Cocoa prices jumped 23 percent from a 14-month closing low on March 4, signaling higher costs for candy makers including Hershey Co. and Nestle SA. Farmers in Ivory Coast and Ghana are harvesting the mid-crop, or smaller of two annual harvests. At the same time, demand for chocolate has advanced, sending the cost of cocoa butter relative to bean prices last month to the highest since 2008 in Europe.
“Two months ago, the consensus deficit for the current season was very different than what it appears to be now,” Jonathan Parkman, co-head of agriculture at Marex Spectron Group, said by phone from London today. “A lot of that has to do with the Ivory Coast and Ghana numbers showing that the mid-crops weren’t so good, showing that production numbers were slightly lower than we had previously thought.”
Cocoa futures for December delivery climbed 3 percent to settle at 1,704 pounds ($2,658) a ton on NYSE Liffe in London. Earlier today, prices rose to 1,706 pounds a ton, the highest for a most-active contract since Sept. 14, 2012. Prices will rise to 1,750 a ton before the end of the year, the highest since September 2011, according to the median of nine trader estimates published by Bloomberg on Aug. 15.
Ivory Coast production will fall for a third year in 2013-14, to 1.42 million tons from 1.455 million tons this year, Macquarie Group Ltd. estimates. In Ghana, output will fall to 800,000 tons from about 900,000 tons over the same period, Lone, Togo-based lender Ecobank Transnational Inc. said.
Bean deliveries to ports in Ivory Coast from Oct. 1 to June 30 were 1.28 million tons, according to government data. That’s smaller than the 1.34 million tons estimated on July 2 by KnowledgeCharts. In Ghana, purchases from farmers totaled about 800,000 tons from Oct. 1 through Aug. 8, down from 829,000 tons a year earlier, data from the researcher show.
Dry weather in Ivory Coast and Ghana earlier this year means that the development of the next crop was delayed by about a month. Rain in the past 30 days amounted to 1 to 1.5 inches compared with an average 3 to 3.5 inches for this time of the year, Kyle Tapley, a meteorologist at MDA Weather Services in Gaithersburg, Maryland, said yesterday.
Cocoa butter was 2.65 to 2.75 times the cost of cocoa futures on NYSE Liffe last month, according to three traders with direct knowledge of the sales. Cocoa butter accounts for 20 percent of the weight of a chocolate bar. U.S. chocolate candy sales rose 6.7 percent to $748 million in the four weeks ended Aug. 11 from a year earlier, as prices gained 3.7 percent, said Kenneth Shea, a senior analyst for food & beverages at Bloomberg Industries, citing IRI data.

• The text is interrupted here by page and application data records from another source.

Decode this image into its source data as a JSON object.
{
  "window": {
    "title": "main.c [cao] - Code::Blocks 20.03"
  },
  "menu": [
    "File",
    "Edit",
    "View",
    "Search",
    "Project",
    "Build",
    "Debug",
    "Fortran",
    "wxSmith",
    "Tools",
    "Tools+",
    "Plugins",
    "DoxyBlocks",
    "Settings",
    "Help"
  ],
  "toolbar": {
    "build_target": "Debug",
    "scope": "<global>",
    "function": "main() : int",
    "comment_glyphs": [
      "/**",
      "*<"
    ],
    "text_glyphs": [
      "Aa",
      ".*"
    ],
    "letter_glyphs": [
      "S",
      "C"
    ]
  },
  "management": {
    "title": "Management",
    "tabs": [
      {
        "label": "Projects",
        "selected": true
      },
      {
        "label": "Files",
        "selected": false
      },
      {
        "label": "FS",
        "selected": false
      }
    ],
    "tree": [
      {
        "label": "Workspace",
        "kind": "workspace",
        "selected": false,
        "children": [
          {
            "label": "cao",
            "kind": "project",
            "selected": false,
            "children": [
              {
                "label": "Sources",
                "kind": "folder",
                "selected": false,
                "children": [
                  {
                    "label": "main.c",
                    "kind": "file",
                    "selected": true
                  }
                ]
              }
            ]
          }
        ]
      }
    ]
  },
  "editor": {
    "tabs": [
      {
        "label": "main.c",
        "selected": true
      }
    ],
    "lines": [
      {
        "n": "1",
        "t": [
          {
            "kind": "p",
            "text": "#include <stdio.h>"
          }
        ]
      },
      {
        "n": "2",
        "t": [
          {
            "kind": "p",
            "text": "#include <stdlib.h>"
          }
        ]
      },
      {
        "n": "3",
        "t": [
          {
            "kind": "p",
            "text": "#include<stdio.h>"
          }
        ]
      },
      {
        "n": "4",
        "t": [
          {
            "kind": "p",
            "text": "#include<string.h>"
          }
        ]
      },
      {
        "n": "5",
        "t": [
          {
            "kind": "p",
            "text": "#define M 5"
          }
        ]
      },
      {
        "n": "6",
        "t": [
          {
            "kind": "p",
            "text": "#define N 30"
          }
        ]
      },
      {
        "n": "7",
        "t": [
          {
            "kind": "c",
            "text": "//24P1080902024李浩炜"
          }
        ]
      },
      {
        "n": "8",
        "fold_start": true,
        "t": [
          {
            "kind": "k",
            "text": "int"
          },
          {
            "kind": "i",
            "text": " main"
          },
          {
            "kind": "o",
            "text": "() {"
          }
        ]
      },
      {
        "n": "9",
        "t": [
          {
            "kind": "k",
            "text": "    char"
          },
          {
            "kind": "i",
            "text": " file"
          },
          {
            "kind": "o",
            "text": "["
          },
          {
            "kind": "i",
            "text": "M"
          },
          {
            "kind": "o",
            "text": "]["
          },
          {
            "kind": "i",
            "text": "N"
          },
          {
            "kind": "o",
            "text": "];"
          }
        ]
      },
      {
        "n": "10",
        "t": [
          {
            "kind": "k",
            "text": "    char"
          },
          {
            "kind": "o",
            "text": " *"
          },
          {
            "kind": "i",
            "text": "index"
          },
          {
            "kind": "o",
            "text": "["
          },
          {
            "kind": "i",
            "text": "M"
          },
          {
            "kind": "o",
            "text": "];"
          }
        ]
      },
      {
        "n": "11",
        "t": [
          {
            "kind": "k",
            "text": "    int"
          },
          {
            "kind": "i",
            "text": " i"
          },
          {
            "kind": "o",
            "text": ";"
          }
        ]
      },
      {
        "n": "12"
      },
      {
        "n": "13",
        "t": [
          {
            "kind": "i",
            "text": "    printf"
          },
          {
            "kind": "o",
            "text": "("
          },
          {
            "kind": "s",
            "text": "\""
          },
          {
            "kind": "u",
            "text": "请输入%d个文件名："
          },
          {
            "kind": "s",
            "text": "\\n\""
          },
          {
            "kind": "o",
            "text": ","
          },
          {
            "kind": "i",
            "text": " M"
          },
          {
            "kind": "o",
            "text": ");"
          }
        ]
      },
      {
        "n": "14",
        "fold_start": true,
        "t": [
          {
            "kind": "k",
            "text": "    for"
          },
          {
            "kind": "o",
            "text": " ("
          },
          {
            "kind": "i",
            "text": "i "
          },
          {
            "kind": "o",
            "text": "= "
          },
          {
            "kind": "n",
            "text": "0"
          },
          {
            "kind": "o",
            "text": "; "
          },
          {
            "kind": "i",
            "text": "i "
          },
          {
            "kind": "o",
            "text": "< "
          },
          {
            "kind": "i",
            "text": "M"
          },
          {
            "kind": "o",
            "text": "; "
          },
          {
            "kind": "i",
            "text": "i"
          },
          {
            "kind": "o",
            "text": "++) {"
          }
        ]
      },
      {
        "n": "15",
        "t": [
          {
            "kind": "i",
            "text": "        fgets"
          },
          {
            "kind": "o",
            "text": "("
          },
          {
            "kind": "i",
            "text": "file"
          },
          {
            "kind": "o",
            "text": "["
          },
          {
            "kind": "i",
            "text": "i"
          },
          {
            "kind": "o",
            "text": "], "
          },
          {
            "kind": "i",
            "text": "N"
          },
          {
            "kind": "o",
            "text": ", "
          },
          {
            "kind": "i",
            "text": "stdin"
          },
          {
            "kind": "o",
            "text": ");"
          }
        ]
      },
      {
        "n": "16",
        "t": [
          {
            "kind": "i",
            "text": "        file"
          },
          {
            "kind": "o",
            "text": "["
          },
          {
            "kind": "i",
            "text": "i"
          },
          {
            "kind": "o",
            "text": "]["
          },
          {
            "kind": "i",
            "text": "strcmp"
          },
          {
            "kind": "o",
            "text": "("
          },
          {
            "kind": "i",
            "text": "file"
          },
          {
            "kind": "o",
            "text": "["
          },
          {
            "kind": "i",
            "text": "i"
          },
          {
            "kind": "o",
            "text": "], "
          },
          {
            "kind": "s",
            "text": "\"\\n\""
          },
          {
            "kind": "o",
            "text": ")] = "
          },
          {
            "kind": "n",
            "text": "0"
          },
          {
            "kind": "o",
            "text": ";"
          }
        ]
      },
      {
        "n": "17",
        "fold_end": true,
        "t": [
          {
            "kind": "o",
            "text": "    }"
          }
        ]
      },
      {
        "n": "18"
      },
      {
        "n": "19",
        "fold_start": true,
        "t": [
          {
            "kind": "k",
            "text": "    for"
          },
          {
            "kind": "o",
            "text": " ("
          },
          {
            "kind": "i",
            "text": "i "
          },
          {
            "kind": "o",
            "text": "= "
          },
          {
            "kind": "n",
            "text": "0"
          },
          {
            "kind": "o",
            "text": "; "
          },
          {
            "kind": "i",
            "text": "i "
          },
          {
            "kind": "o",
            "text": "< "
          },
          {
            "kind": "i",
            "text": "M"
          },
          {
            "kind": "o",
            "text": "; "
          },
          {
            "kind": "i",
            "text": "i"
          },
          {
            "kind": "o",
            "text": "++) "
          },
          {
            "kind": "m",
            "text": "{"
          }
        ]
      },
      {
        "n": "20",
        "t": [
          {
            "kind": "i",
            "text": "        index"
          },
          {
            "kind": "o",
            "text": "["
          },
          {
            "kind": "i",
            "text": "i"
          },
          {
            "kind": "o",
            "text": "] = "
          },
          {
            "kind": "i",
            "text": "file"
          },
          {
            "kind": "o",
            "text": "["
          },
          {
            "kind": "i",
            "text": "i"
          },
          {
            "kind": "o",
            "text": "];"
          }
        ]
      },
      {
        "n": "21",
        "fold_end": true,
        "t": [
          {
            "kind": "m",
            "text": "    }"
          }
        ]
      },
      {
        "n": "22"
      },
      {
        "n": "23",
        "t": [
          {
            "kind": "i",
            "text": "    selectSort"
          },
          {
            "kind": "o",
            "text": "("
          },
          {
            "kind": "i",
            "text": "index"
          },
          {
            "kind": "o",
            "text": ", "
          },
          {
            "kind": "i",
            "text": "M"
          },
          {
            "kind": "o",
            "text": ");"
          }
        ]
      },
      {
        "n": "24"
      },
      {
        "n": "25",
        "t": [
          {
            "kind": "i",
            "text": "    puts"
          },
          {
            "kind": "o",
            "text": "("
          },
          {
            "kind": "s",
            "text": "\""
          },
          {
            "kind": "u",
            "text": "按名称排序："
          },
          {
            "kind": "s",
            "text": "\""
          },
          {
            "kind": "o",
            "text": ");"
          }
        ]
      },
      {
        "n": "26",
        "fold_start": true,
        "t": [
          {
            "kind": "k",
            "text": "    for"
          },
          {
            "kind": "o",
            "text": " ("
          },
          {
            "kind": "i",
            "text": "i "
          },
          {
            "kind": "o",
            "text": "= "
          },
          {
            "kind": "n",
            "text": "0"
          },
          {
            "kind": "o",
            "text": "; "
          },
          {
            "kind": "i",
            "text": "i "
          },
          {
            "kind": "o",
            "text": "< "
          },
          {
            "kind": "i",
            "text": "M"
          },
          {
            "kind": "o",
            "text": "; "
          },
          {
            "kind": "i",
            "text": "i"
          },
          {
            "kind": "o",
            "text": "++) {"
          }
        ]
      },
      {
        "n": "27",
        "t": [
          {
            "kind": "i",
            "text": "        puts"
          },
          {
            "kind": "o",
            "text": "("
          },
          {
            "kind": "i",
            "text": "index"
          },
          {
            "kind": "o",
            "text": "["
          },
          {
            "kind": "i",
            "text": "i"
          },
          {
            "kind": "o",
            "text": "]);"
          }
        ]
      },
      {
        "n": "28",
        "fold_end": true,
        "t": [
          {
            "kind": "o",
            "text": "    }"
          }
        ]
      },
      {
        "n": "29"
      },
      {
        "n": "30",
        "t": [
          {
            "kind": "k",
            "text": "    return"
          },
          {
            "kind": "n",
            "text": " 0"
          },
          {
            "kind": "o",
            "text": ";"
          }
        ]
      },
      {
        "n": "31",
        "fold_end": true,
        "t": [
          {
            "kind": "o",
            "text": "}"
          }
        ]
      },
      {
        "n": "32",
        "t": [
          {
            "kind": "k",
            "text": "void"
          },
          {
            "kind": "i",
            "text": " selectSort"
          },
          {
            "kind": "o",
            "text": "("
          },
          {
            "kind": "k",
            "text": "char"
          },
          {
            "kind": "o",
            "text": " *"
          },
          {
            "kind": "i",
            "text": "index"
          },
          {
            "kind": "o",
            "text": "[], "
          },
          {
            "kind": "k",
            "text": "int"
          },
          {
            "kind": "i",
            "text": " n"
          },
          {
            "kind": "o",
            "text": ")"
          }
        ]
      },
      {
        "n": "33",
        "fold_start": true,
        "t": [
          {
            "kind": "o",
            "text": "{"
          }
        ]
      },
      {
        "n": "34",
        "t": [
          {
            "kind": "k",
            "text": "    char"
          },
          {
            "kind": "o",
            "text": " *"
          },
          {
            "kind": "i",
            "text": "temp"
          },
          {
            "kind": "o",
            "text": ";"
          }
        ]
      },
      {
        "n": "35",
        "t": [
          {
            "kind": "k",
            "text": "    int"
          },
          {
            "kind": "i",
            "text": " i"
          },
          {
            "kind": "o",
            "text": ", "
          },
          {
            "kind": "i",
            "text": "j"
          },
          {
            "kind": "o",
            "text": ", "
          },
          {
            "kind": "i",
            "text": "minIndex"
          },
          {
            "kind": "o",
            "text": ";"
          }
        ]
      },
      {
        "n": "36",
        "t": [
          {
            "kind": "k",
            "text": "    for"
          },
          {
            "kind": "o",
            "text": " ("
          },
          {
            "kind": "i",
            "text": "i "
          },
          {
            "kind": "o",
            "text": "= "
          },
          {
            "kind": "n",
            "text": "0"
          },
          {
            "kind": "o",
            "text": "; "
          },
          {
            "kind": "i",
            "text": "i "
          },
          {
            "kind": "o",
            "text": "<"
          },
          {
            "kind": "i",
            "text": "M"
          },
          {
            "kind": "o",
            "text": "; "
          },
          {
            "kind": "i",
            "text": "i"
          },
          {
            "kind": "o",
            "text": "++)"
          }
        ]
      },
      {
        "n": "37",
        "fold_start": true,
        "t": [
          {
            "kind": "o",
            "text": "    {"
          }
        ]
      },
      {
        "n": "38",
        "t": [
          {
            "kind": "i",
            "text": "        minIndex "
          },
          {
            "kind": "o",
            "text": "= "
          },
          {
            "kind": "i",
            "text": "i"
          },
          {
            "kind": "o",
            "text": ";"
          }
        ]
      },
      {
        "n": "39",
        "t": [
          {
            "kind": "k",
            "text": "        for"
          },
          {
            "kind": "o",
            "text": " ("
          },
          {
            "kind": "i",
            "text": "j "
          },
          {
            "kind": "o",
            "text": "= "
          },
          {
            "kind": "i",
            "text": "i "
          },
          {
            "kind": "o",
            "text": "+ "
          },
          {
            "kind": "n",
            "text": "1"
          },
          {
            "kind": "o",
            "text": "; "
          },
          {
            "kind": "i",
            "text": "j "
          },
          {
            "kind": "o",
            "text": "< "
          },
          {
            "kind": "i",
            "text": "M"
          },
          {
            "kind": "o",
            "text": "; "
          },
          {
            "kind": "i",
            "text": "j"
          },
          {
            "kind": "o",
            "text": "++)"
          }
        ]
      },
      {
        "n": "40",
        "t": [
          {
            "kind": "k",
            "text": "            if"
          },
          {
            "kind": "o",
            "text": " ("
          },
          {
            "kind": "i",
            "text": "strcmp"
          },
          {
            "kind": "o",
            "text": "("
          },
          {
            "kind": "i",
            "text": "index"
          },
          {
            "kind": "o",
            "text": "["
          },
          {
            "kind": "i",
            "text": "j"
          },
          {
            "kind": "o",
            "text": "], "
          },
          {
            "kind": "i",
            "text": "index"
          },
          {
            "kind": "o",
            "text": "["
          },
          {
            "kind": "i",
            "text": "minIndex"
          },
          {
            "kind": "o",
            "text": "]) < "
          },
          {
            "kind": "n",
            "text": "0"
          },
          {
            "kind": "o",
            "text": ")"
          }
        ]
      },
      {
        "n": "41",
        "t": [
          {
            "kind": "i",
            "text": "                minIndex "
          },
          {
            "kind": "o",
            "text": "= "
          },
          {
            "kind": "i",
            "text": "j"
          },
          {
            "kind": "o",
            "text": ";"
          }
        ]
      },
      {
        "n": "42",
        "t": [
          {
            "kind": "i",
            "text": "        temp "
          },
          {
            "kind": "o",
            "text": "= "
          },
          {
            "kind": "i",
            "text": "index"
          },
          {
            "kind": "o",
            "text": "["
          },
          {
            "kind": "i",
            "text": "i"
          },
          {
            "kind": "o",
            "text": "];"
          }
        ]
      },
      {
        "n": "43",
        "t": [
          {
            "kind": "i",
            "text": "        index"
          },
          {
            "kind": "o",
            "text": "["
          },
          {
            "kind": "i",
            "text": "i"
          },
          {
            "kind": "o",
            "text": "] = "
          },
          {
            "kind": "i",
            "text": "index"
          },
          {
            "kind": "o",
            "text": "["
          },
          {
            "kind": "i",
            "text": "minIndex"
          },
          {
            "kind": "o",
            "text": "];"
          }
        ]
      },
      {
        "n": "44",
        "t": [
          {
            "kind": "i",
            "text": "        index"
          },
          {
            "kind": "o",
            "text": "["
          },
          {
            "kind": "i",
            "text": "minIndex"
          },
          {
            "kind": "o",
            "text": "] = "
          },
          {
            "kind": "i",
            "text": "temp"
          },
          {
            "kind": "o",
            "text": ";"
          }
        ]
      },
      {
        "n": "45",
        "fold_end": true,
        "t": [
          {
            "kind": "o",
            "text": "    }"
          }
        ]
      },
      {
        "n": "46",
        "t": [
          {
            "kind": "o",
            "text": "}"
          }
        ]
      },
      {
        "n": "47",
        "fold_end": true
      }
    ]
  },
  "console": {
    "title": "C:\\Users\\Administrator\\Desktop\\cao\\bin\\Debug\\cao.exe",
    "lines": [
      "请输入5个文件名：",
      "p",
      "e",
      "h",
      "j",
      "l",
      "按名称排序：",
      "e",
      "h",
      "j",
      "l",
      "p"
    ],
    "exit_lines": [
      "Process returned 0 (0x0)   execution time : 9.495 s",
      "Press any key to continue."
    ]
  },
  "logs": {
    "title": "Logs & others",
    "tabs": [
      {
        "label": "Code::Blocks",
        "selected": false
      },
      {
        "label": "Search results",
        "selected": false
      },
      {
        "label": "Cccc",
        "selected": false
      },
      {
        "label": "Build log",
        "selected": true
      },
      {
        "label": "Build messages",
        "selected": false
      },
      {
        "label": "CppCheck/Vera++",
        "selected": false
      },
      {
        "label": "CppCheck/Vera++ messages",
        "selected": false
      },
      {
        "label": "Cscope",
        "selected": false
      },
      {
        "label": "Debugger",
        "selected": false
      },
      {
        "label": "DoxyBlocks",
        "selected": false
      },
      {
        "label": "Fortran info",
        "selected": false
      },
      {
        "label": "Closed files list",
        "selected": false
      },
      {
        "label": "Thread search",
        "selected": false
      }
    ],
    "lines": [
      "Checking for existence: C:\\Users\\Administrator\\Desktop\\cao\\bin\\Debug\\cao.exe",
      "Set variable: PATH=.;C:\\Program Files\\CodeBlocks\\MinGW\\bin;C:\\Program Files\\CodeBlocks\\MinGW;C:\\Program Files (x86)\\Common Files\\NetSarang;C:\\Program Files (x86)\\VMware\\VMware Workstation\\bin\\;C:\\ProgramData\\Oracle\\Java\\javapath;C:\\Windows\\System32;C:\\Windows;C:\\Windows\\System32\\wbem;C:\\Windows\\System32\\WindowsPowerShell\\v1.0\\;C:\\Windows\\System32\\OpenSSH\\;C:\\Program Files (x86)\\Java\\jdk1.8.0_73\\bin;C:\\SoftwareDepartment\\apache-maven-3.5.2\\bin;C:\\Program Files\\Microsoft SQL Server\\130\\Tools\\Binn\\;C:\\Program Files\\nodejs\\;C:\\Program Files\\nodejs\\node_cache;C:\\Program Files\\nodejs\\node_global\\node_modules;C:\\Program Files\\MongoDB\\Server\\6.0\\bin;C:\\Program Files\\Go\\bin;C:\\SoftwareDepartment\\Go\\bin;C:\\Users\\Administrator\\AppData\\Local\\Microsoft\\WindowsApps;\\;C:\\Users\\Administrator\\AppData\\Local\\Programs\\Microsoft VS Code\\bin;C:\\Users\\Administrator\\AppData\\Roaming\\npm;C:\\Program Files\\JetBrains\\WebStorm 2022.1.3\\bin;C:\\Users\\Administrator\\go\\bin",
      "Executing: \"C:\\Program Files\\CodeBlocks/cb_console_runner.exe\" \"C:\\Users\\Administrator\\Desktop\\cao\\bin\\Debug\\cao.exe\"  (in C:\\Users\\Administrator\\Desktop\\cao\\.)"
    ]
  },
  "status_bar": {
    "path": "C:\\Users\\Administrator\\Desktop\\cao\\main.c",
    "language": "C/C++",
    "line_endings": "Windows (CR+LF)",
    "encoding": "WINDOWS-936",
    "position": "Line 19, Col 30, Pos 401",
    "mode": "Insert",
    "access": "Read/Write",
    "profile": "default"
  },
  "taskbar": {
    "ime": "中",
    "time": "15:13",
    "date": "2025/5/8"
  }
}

“I’m certainly more interested in the demand story than I am in the production story,” Parkman said. “Because of that, I think it’s much more interesting for cocoa longer-term than a short-term production issue might be. Demand is going to be key rather than supply.”